“When I changed the way I was eating, it changed my life.”
Life changes that sound like this often mean someone became healthier, or maybe more productive. While these lifestyle improvements can truly be attributed to Erin Lenhardt, the change meant something even bigger: her own business.
Lenhardt, the CEO and Founder of food startup platform The Food Mint, grew up surrounded by healthy, organic food on her parents’ farm in Missouri. The environment proved to be the perfect kind of incubator for her career, but was only actualized after completing her undergraduate degree from Reed College in Portland, Oregon, where she earned her BA in Religion.

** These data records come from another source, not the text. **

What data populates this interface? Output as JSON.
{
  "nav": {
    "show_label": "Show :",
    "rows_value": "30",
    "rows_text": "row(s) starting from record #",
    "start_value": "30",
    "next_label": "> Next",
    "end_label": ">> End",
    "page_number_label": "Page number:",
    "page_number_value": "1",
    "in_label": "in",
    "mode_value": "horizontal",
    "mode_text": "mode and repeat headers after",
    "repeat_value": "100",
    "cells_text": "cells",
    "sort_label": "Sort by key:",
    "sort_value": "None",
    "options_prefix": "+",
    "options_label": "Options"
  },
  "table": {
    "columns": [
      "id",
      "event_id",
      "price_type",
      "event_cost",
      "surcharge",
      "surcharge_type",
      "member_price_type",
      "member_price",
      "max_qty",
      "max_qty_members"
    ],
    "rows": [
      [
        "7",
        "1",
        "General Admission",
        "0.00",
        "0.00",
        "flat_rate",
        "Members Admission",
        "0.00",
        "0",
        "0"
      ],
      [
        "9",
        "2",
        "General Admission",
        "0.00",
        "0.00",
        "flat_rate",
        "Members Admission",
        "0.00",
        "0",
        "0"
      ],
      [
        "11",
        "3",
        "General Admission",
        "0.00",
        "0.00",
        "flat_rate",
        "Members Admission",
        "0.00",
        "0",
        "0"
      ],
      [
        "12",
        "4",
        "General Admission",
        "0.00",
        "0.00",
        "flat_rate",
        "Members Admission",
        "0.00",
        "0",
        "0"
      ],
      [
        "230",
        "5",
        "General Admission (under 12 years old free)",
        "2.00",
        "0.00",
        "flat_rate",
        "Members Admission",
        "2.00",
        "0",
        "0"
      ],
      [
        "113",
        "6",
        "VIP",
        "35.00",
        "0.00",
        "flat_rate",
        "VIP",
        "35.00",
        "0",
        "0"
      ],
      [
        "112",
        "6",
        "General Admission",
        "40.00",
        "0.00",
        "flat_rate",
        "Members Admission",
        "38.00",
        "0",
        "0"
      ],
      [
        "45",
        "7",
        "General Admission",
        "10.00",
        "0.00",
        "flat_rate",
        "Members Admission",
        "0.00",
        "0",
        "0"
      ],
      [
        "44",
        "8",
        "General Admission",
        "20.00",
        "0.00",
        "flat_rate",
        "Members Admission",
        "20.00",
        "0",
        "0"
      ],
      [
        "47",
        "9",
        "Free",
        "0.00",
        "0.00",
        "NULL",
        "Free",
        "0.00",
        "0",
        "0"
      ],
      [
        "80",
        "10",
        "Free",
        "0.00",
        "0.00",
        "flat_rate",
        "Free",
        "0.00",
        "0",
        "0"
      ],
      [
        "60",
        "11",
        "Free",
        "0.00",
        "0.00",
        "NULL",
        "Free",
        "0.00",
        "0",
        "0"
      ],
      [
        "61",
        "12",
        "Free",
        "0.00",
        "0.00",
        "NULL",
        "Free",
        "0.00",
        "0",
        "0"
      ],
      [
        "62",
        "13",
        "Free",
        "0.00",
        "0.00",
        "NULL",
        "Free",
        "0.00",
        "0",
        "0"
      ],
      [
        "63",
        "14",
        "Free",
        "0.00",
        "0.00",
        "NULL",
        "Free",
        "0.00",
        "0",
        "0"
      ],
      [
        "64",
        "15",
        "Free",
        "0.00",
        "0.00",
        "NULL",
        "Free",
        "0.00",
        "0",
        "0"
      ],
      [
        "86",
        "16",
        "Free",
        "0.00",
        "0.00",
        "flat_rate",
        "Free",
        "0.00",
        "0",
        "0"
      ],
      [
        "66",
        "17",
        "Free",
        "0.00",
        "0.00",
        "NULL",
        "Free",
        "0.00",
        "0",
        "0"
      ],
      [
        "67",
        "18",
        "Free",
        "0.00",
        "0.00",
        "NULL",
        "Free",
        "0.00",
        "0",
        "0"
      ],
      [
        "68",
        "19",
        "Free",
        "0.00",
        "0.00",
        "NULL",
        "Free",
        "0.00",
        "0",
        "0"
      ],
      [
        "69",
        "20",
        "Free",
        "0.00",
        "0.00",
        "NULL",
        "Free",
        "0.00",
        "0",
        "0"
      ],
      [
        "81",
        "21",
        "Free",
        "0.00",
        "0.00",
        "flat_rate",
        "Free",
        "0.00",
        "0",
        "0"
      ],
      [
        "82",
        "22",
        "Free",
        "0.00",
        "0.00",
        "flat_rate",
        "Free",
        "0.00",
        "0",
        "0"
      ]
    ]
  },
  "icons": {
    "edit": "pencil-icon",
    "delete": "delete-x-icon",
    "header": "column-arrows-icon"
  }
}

The aforementioned change came after Lenhardt poured more thought into what she wanted out of a career. “I spent the five years prior to business school at a small biotech company in Chapel Hill (North Carolina), working my way up in business development,” she told MetroMBA in a recent interview. “I was doing a bunch of soul searching about what I wanted my career to look like. I tried to figure out where I wanted to work in business. I realized what I cared most about was food.”
“In 2011 I had a bit of an ‘Aha!’ moment that I wanted to combine food and business,” she continues. “I wasn’t really sure how to combine them. I decided to go after an MBA after I realized how hard it was to build new businesses.”
For anyone familiar with the startup world, even minimally, the notion that it would get easier after Lenhardt earned her MBA from the Booth School of Business at the University of Chicago in 2015 is a bit misguided. “One of the problems that startups have is that they just don’t have any money,” she fully admits. “In order for me to make the economics of my new food startup consultancy make sense, I had to take on 100-120 hours a week to make it work. I realized this was pretty unsustainable, so I had to make a team. Within several months I built a small team (mostly part-time) to help me manage the workload.”
Working that many hours a week would fall somewhere between hectic passion and destructive insanity, but for Lenhardt it’s simply part of the process of building The Food Mint, which has been doubling in size every year for the past two years. Specifically, the company specializes in providing “hands-on” advisement on how to grow food-centric businesses. “At the same time, and perhaps more importantly, we might help you find a way to do things more effectively, or more efficiently, so that your small business has a better chance to succeed,” the official website reads. The company’s official blog RealFoodMBA also provides valuable intel for those looking to enhance or build their own food startups.
This isn’t to confuse The Food Mint with a simple business accelerator program, Lenhardt stresses. “Most accelerator program require temporary geographic location. It’s pretty structured with meetings every day or week. You have mentors and advisors with set milestones and a program that typically ends with a demo day. And most of the startups that go through the program end up with an ASK (an offer price in debt or equity). We help teams come up with and execute the strategies that will help them grow one side of their business.”
As The Food Mint grows, Lenhardt expects a slight transition away from general food businesses and to refine their focus on the consumer packaged goods (CPG) industry. But getting to this point, like so many others before her, requires a long head-start. For students and recent graduates looking to build their own entrepreneurial empires, Lenhardt argues for urgency.
“Get started NOW,” she exclaims. “I think one of the biggest barriers for people is that they feel they need to do a ton of research. The best way to start a business is just to get started. It’s actually not that hard, it’s about getting out of your own way.”